Task directions: All lines from the one containing "What's the underlying" through the last line of the listing should be given again exactly, with no pictures.

Data extracts:
────────────────

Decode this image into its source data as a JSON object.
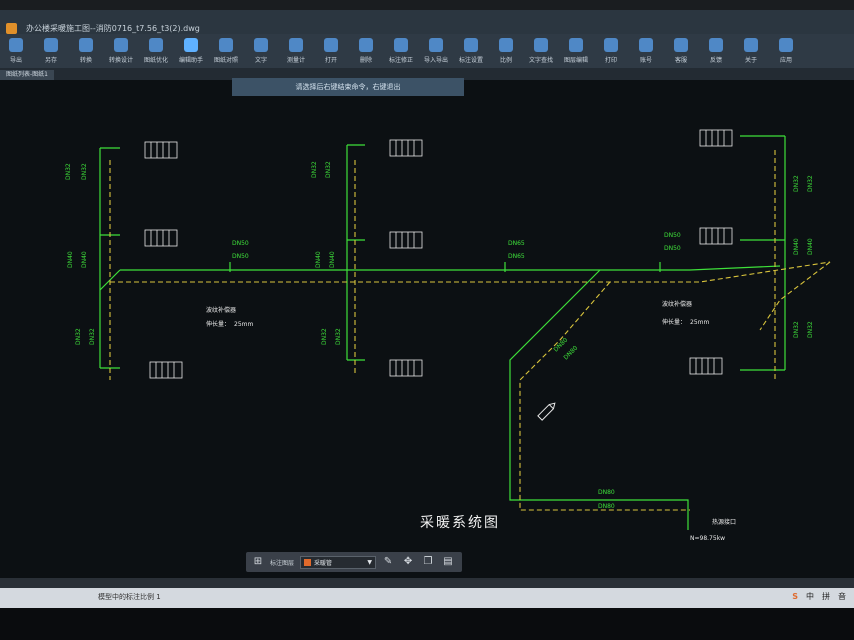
{
  "titlebar": {
    "title": "办公楼采暖施工图--消防0716_t7.56_t3(2).dwg"
  },
  "ribbon": {
    "buttons": [
      {
        "label": "导出"
      },
      {
        "label": "另存"
      },
      {
        "label": "转换"
      },
      {
        "label": "转换设计"
      },
      {
        "label": "图纸优化"
      },
      {
        "label": "编辑助手"
      },
      {
        "label": "图纸对照"
      },
      {
        "label": "文字"
      },
      {
        "label": "测量计"
      },
      {
        "label": "打开"
      },
      {
        "label": "删除"
      },
      {
        "label": "标注修正"
      },
      {
        "label": "导入导出"
      },
      {
        "label": "标注设置"
      },
      {
        "label": "比例"
      },
      {
        "label": "文字查找"
      },
      {
        "label": "图层编辑"
      },
      {
        "label": "打印"
      },
      {
        "label": "账号"
      },
      {
        "label": "客服"
      },
      {
        "label": "反馈"
      },
      {
        "label": "关于"
      },
      {
        "label": "应用"
      }
    ]
  },
  "doc_tab": {
    "label": "图纸列表-图纸1"
  },
  "command_tip": {
    "text": "请选择后右键结束命令，右键退出"
  },
  "drawing": {
    "title": "采暖系统图",
    "labels": {
      "dn32": "DN32",
      "dn40": "DN40",
      "dn50": "DN50",
      "dn65": "DN65",
      "dn80": "DN80",
      "fixed_bracket": "波纹补偿器",
      "comp_amount": "伸长量：",
      "comp_value": "25mm",
      "heat_source": "热源接口",
      "load": "N=98.75kw"
    }
  },
  "floating_toolbar": {
    "mode_label": "标注图层",
    "layer_name": "采暖管",
    "buttons": [
      "grid-icon",
      "edit-icon",
      "move-icon",
      "copy-icon",
      "layers-icon"
    ]
  },
  "status": {
    "command": "模型中的标注比例 1",
    "tray": [
      "中",
      "拼",
      "音"
    ]
  },
  "colors": {
    "pipe_supply": "#3ee03a",
    "pipe_return": "#d9c43c",
    "radiator": "#e8e8e8",
    "canvas": "#0c1013",
    "ribbon": "#2f3a45"
  }
}
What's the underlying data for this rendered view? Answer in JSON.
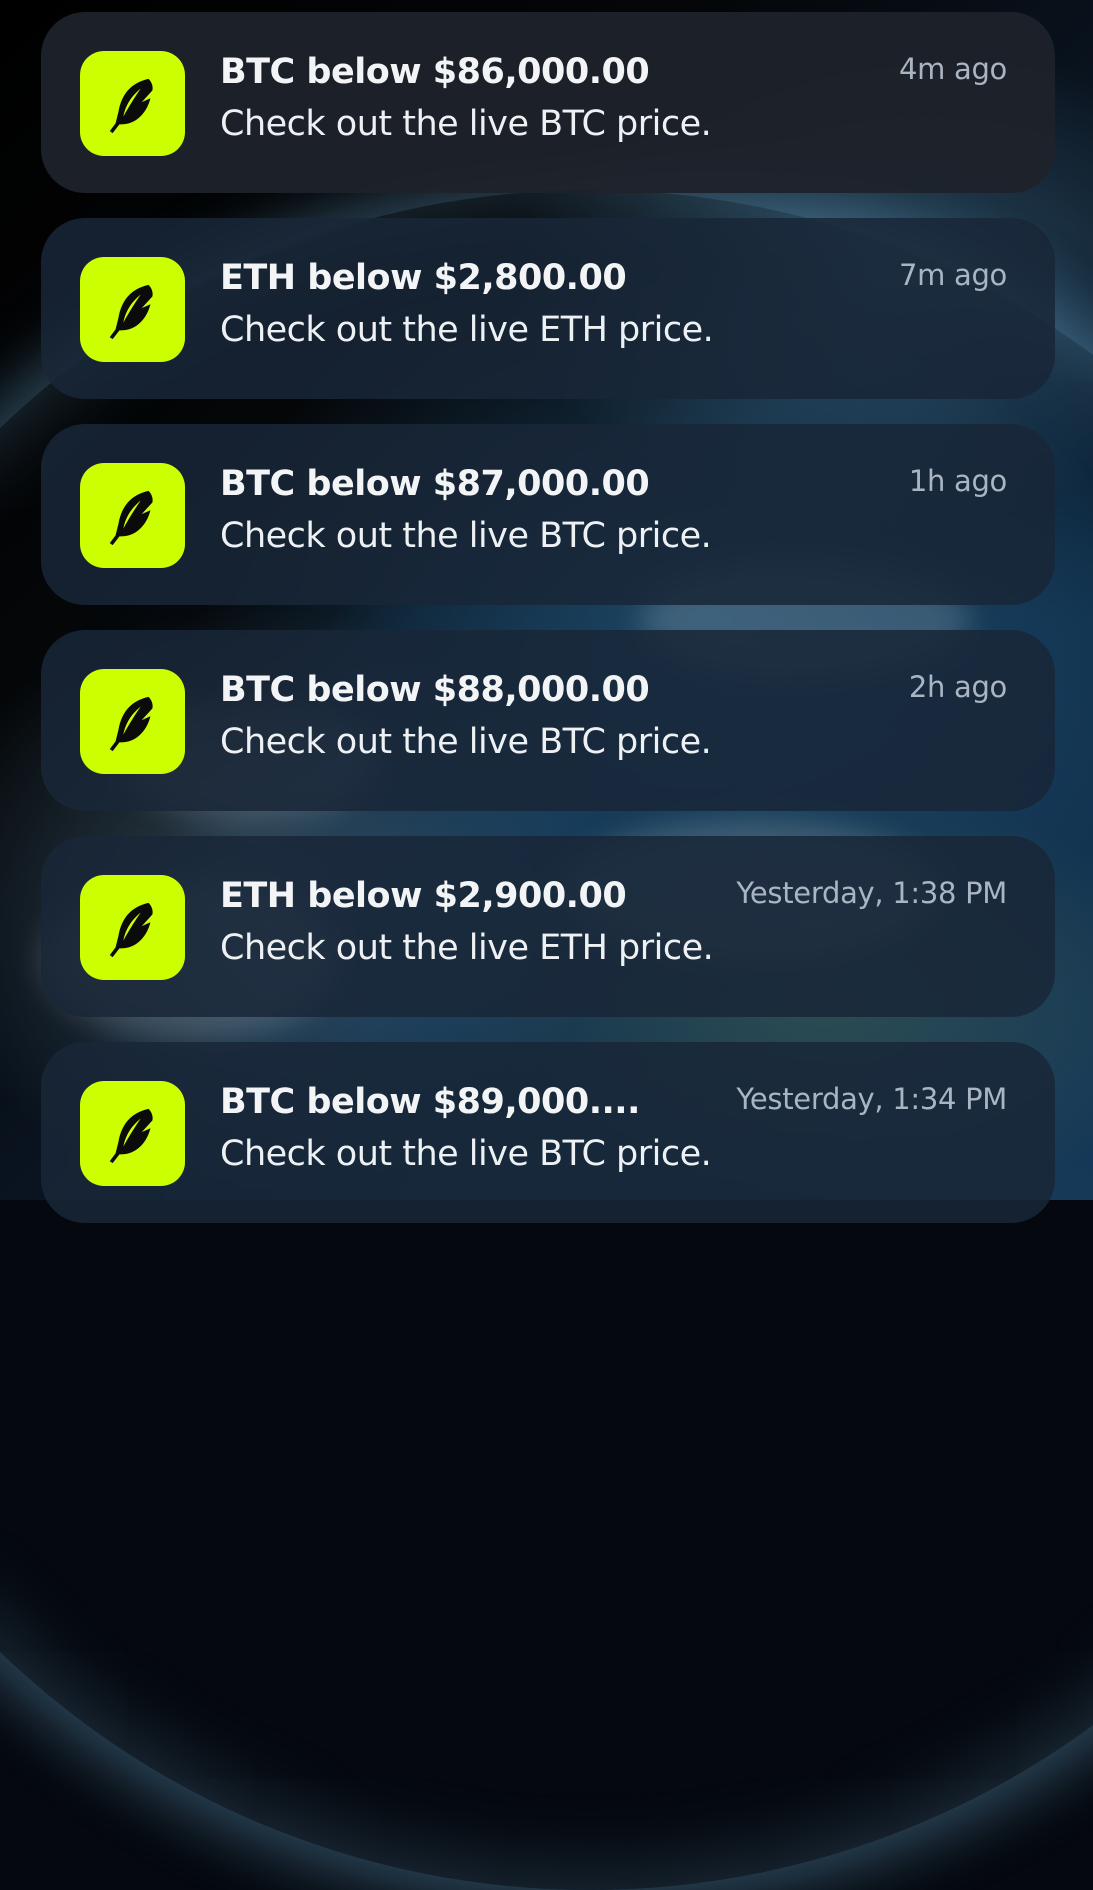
{
  "notifications": [
    {
      "app_icon": "robinhood-feather-icon",
      "title": "BTC below $86,000.00",
      "body": "Check out the live BTC price.",
      "time": "4m ago"
    },
    {
      "app_icon": "robinhood-feather-icon",
      "title": "ETH below $2,800.00",
      "body": "Check out the live ETH price.",
      "time": "7m ago"
    },
    {
      "app_icon": "robinhood-feather-icon",
      "title": "BTC below $87,000.00",
      "body": "Check out the live BTC price.",
      "time": "1h ago"
    },
    {
      "app_icon": "robinhood-feather-icon",
      "title": "BTC below $88,000.00",
      "body": "Check out the live BTC price.",
      "time": "2h ago"
    },
    {
      "app_icon": "robinhood-feather-icon",
      "title": "ETH below $2,900.00",
      "body": "Check out the live ETH price.",
      "time": "Yesterday, 1:38 PM"
    },
    {
      "app_icon": "robinhood-feather-icon",
      "title": "BTC below $89,000....",
      "body": "Check out the live BTC price.",
      "time": "Yesterday, 1:34 PM"
    }
  ],
  "colors": {
    "app_icon_background": "#ccff00",
    "app_icon_glyph": "#0b0b0b"
  }
}
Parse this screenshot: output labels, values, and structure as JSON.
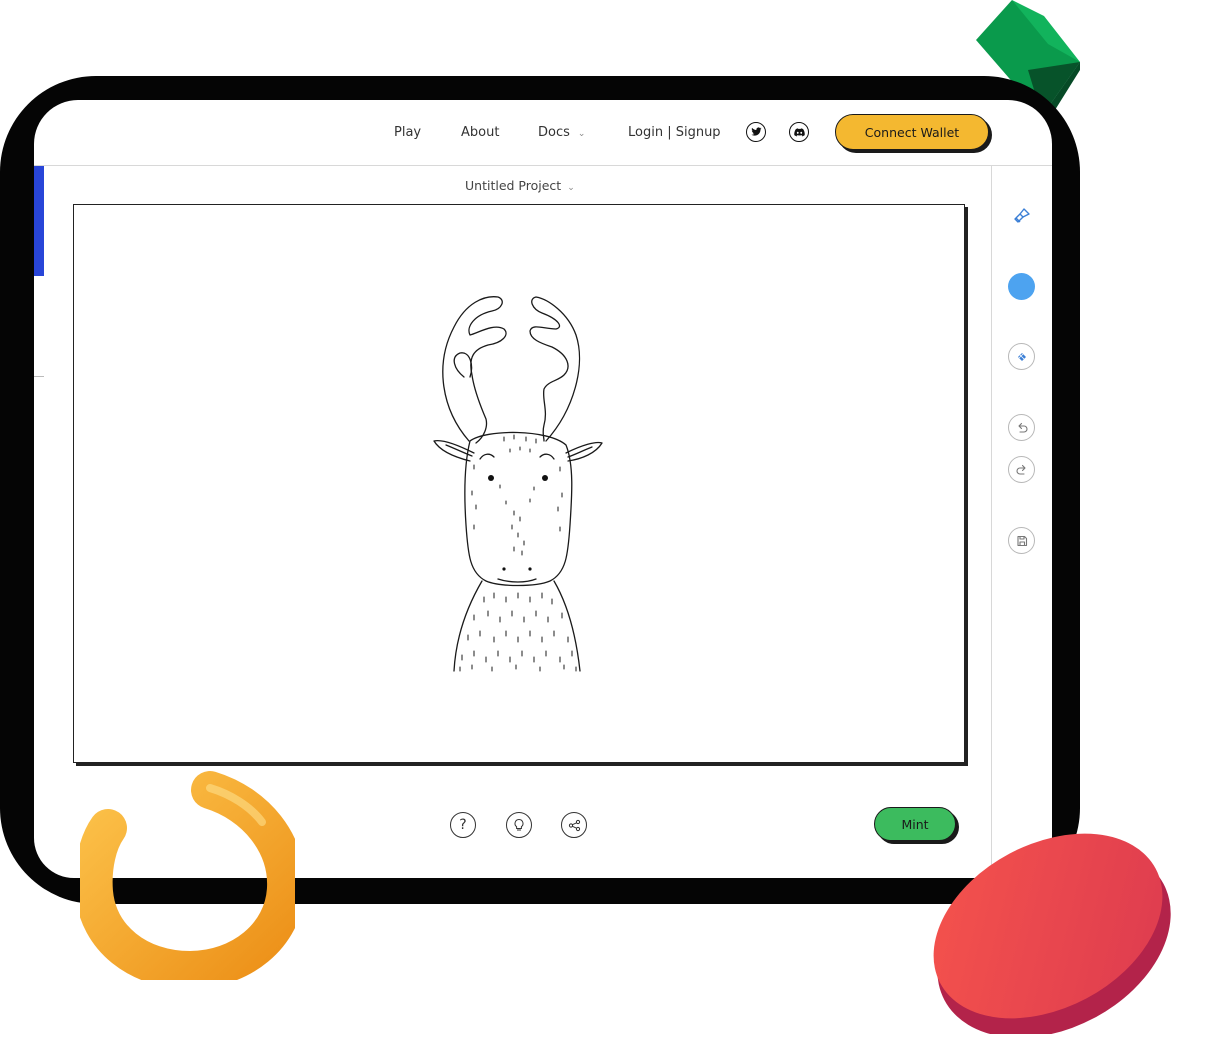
{
  "nav": {
    "play": "Play",
    "about": "About",
    "docs": "Docs",
    "login": "Login | Signup",
    "connect_wallet": "Connect Wallet"
  },
  "social": [
    "twitter-icon",
    "discord-icon"
  ],
  "project": {
    "title": "Untitled Project"
  },
  "tools": [
    "brush-icon",
    "color-swatch",
    "fill-icon",
    "undo-icon",
    "redo-icon",
    "save-icon"
  ],
  "bottom": {
    "icons": [
      "help-icon",
      "lightbulb-icon",
      "share-icon"
    ],
    "mint": "Mint"
  },
  "colors": {
    "accent_blue": "#2845d8",
    "wallet_yellow": "#f4b830",
    "mint_green": "#3cbb5e",
    "color_swatch": "#4da3f0",
    "brush_blue": "#3b7fd6"
  }
}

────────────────

Written response:
What's the underlying data for this rendered view? Answer in JSON.
{
  "notifications": [
    {
      "app_icon": "robinhood-feather-icon",
      "title": "BTC below $86,000.00",
      "body": "Check out the live BTC price.",
      "time": "4m ago"
    },
    {
      "app_icon": "robinhood-feather-icon",
      "title": "ETH below $2,800.00",
      "body": "Check out the live ETH price.",
      "time": "7m ago"
    },
    {
      "app_icon": "robinhood-feather-icon",
      "title": "BTC below $87,000.00",
      "body": "Check out the live BTC price.",
      "time": "1h ago"
    },
    {
      "app_icon": "robinhood-feather-icon",
      "title": "BTC below $88,000.00",
      "body": "Check out the live BTC price.",
      "time": "2h ago"
    },
    {
      "app_icon": "robinhood-feather-icon",
      "title": "ETH below $2,900.00",
      "body": "Check out the live ETH price.",
      "time": "Yesterday, 1:38 PM"
    },
    {
      "app_icon": "robinhood-feather-icon",
      "title": "BTC below $89,000....",
      "body": "Check out the live BTC price.",
      "time": "Yesterday, 1:34 PM"
    }
  ],
  "colors": {
    "app_icon_background": "#ccff00",
    "app_icon_glyph": "#0b0b0b"
  }
}
Parse this screenshot: output labels, values, and structure as JSON.
{
  "nav": {
    "play": "Play",
    "about": "About",
    "docs": "Docs",
    "login": "Login | Signup",
    "connect_wallet": "Connect Wallet"
  },
  "social": [
    "twitter-icon",
    "discord-icon"
  ],
  "project": {
    "title": "Untitled Project"
  },
  "tools": [
    "brush-icon",
    "color-swatch",
    "fill-icon",
    "undo-icon",
    "redo-icon",
    "save-icon"
  ],
  "bottom": {
    "icons": [
      "help-icon",
      "lightbulb-icon",
      "share-icon"
    ],
    "mint": "Mint"
  },
  "colors": {
    "accent_blue": "#2845d8",
    "wallet_yellow": "#f4b830",
    "mint_green": "#3cbb5e",
    "color_swatch": "#4da3f0",
    "brush_blue": "#3b7fd6"
  }
}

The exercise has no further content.